Inconsolable, Piaf cut her hair in a sign of mourning and called on a medium to try and contact her departed lover. She never found love in the same way again, despite being with a succession of men in the years that followed. She married French singer Jacques Pills in 1952 at the French church of Saint-Vincent-de-Paul in the New York neighborhood of Chelsea (which closed on Sunday, January 6, 2013). He wrote her the song “Je t’ai dans la peau,” although this declaration of love didn’t stop her divorcing him four years later. And when her new lover, Charles Dumont, composed the accompanying music for “La belle histoire d’amour” in December 1960, based on one of Piaf’s texts, it was in homage to Marcel Cerdan.

Piaf was a star in the United States at the end of the 1950s, and often compared to Billie Holiday and Judy Garland. She performed her final American tour in January 1957, selling out Carnegie Hall. But with her health deteriorating rapidly from alcohol and morphine abuse, her hands deformed by rheumatism, and her face swollen from cortisone, singing had become an agony. Undeterred, she continued her tour in New York in 1959, although she collapsed several times on stage. She passed away following a ruptured aneurism on October 10, 1963, at the age of 47, in Grasse, in Provence. Her funeral service inspired enormous numbers of people to walk through the streets of Paris.

An immense procession accompanied her coffin to the Père Lachaise cemetery, where some 40,000 people paid their final respects. Among them were her lifelong friend Marlene Dietrich, and Charles Aznavour (discovered in 1946 by Piaf, who brought him along on her American tours, even before he wrote her songs such as “Plus bleu que tes yeux”), as well as Gilbert Bécaud, Georges Moustaki, and Simone Signoret. And the ceremony was not without drama.
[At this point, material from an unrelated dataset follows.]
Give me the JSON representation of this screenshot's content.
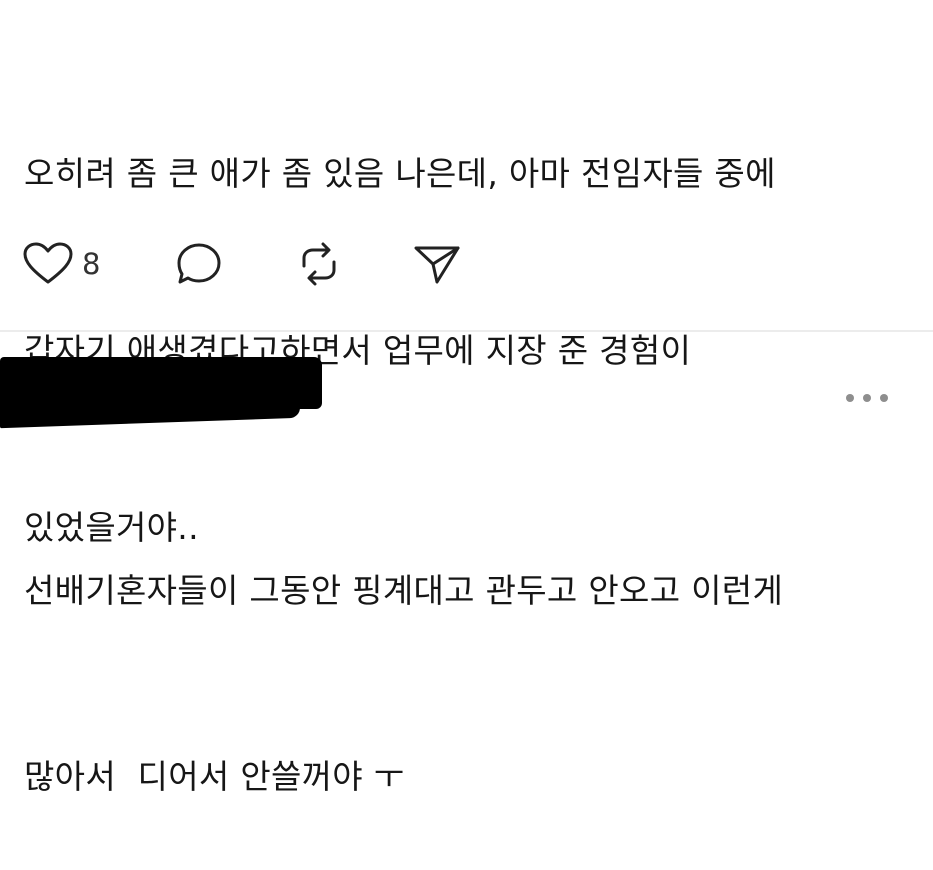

Jostled by the crowds, Bruno Coquatrix, director of the Olympia musical hall, even fell into the grave! Hugo Vassal, Piaf’s official photographer, captured the scene on camera while remarking: “She’s done it again!”

“La Vie en rose”
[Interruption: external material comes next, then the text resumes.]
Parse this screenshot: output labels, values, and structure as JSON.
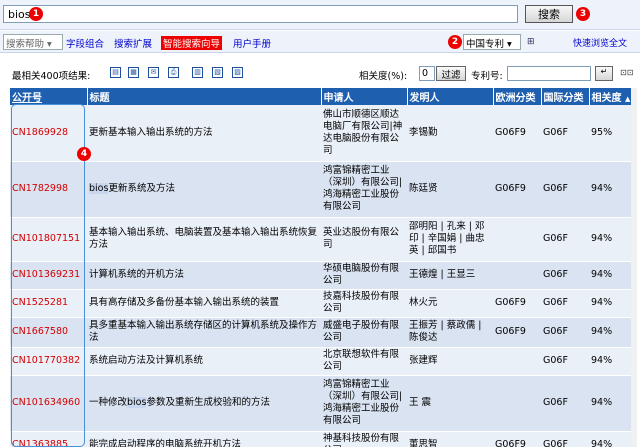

Along with the baguette, the Eiffel Tower, and the accordion, “La Vie en rose” is an integral part of the French cultural image. Recorded on October 9, 1946, this ballad is still often heard on radio stations and in French restaurants the world over. Piaf personally wrote the lyrics, and charged her accompanist, the pianist Louiguy, with setting it to music. Disappointed with the resulting arrangement, she kept it in a drawer and only brought it out again to entrust it to her friend, the singer Marianne Michel, who was the first to sing it in the cabarets of Paris. The song became so popular that Piaf decided to record it herself, leading to the success it enjoys today. Many others have since tried their hand at the iconic ballad, from Yves Montand (Piaf’s partner at the time) to Louis Armstrong, who recorded an English version of the song on June 26, 1950 in New York with Sy Oliver and his orchestra (at the same time as he recorded “C’est si bon”). The lyrics for Armstrong’s version were written by Mack David.

Michel Legrand released an instrumental version in 1959, Grace Jones created a disco revisit in 1977, Iggy Pop drew inspiration from Armstrong’s version for the music while retaining the French lyrics for a cover on his 2012 album Après, Patricia Kaas performed it the same year at the Town Hall as part of her Kaas Sings Piaf tour to commemorate the 50th anniversary of Piaf’s death, and the French-American jazz singer Madeleine Peyroux continues to perform the French standard in venues across the United States. The song itself won a Grammy Award in 1998, and was the most popular song in the U.S.A. for many years after. It is also worth noting that Olivier Dahan’s 2007 biographical film on Piaf’s life starring Marion Cotillard was released in the United States under the title La Vie en rose. But the original French film was actually called La Môme (“The Kid”), an affectionate nickname given to Piaf by the French. Cotillard won an Oscar for Best Actress for her performance, and quickly became a new icon of French cinema.

Article published in the January 2017 issue of France-Amérique. Subscribe to the magazine.